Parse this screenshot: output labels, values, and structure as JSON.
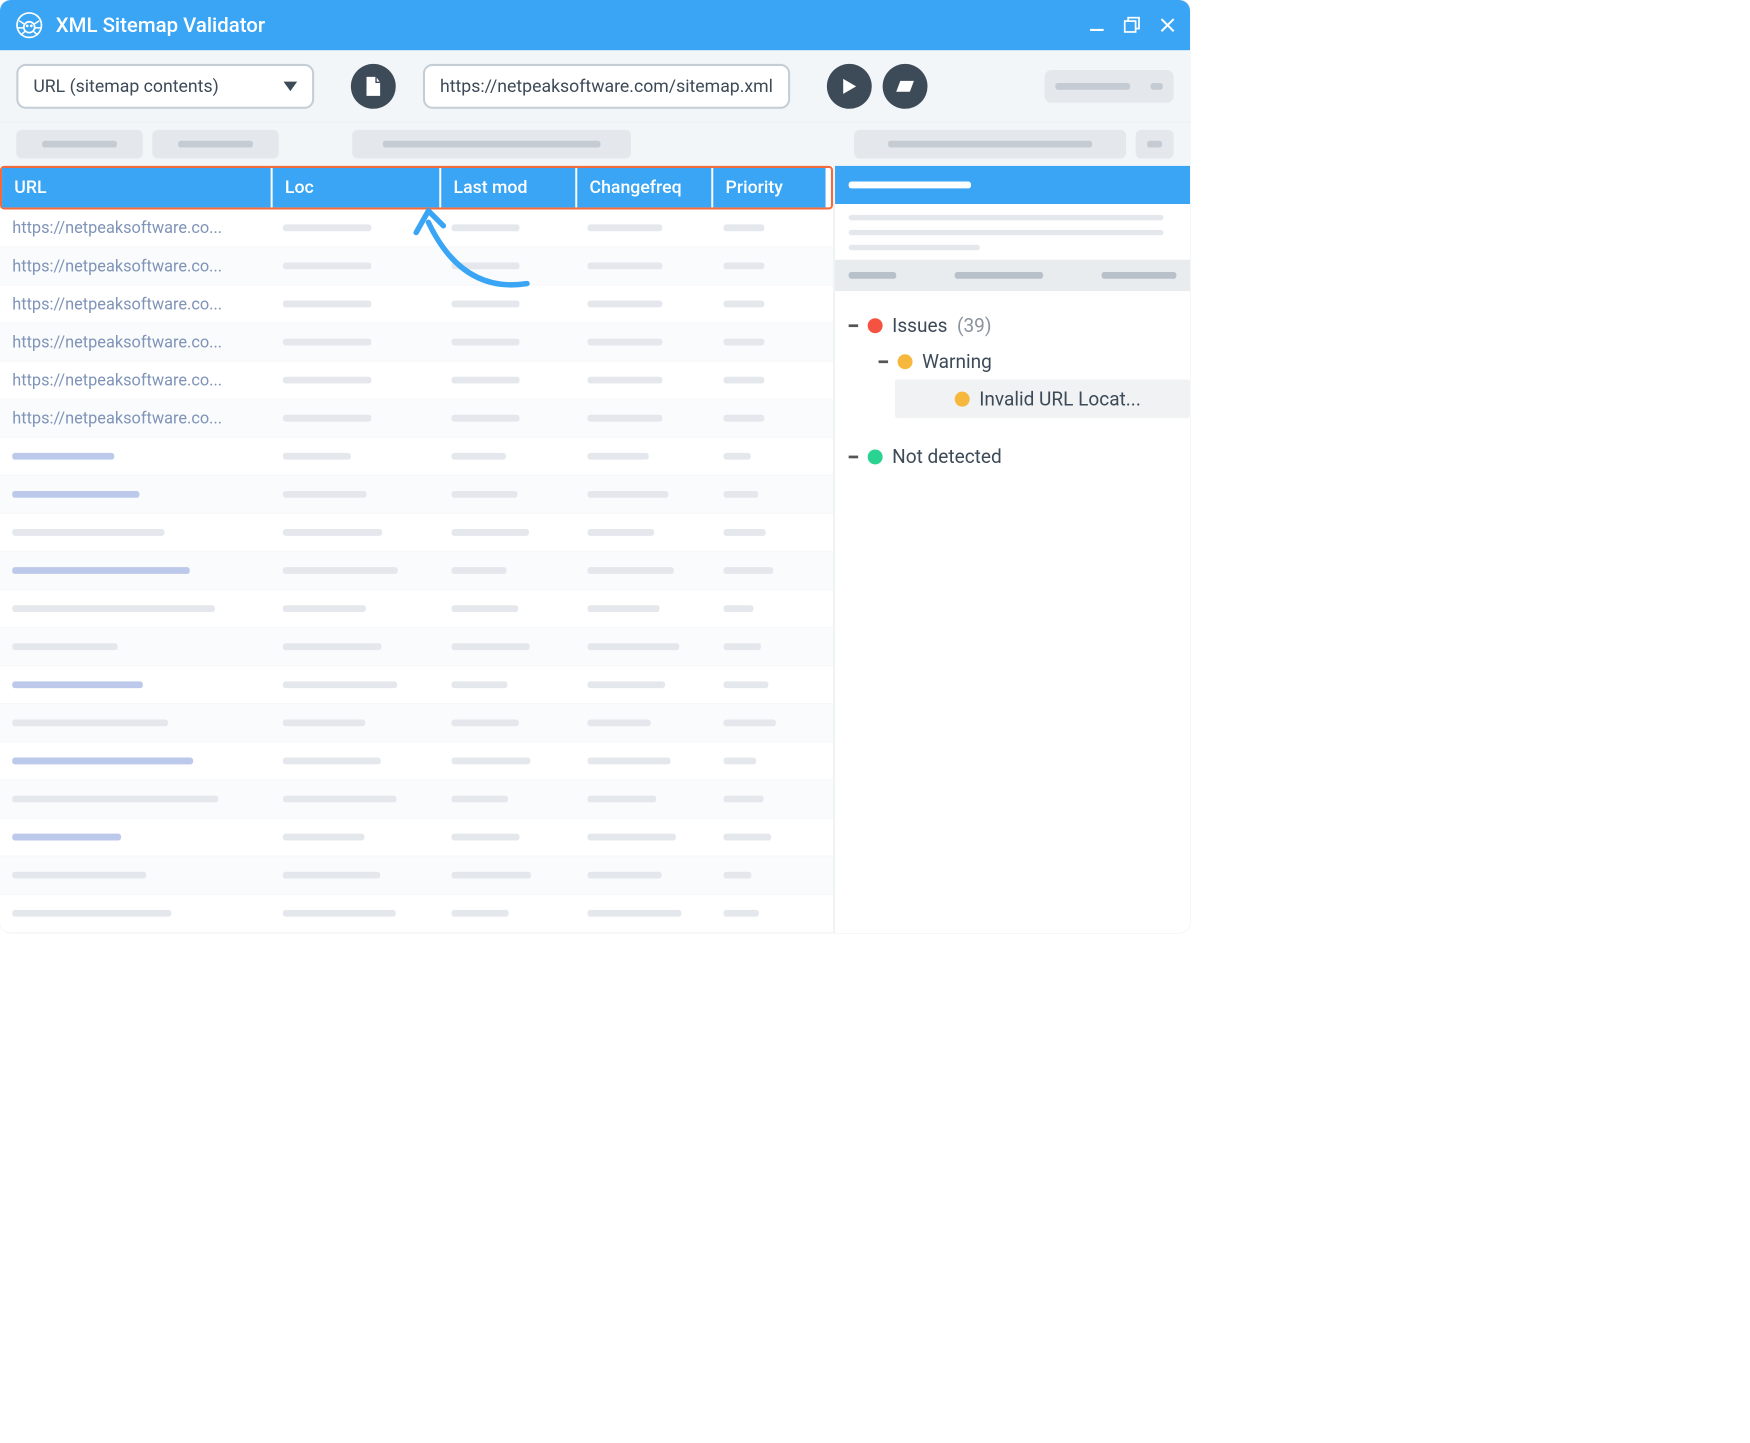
{
  "window": {
    "title": "XML Sitemap Validator"
  },
  "toolbar": {
    "mode_label": "URL (sitemap contents)",
    "url_value": "https://netpeaksoftware.com/sitemap.xml"
  },
  "table": {
    "columns": [
      "URL",
      "Loc",
      "Last mod",
      "Changefreq",
      "Priority"
    ],
    "rows": [
      {
        "url": "https://netpeaksoftware.co..."
      },
      {
        "url": "https://netpeaksoftware.co..."
      },
      {
        "url": "https://netpeaksoftware.co..."
      },
      {
        "url": "https://netpeaksoftware.co..."
      },
      {
        "url": "https://netpeaksoftware.co..."
      },
      {
        "url": "https://netpeaksoftware.co..."
      }
    ],
    "placeholder_rows": 13
  },
  "issues_panel": {
    "issues_label": "Issues",
    "issues_count": "(39)",
    "warning_label": "Warning",
    "invalid_url_label": "Invalid URL Locat...",
    "not_detected_label": "Not detected"
  }
}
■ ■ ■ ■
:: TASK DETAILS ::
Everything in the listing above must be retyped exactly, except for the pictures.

:: OUTPUT OF THE TASK ::
Parse this screenshot: output labels, values, and structure as JSON.
{
  "window": {
    "title": "XML Sitemap Validator"
  },
  "toolbar": {
    "mode_label": "URL (sitemap contents)",
    "url_value": "https://netpeaksoftware.com/sitemap.xml"
  },
  "table": {
    "columns": [
      "URL",
      "Loc",
      "Last mod",
      "Changefreq",
      "Priority"
    ],
    "rows": [
      {
        "url": "https://netpeaksoftware.co..."
      },
      {
        "url": "https://netpeaksoftware.co..."
      },
      {
        "url": "https://netpeaksoftware.co..."
      },
      {
        "url": "https://netpeaksoftware.co..."
      },
      {
        "url": "https://netpeaksoftware.co..."
      },
      {
        "url": "https://netpeaksoftware.co..."
      }
    ],
    "placeholder_rows": 13
  },
  "issues_panel": {
    "issues_label": "Issues",
    "issues_count": "(39)",
    "warning_label": "Warning",
    "invalid_url_label": "Invalid URL Locat...",
    "not_detected_label": "Not detected"
  }
}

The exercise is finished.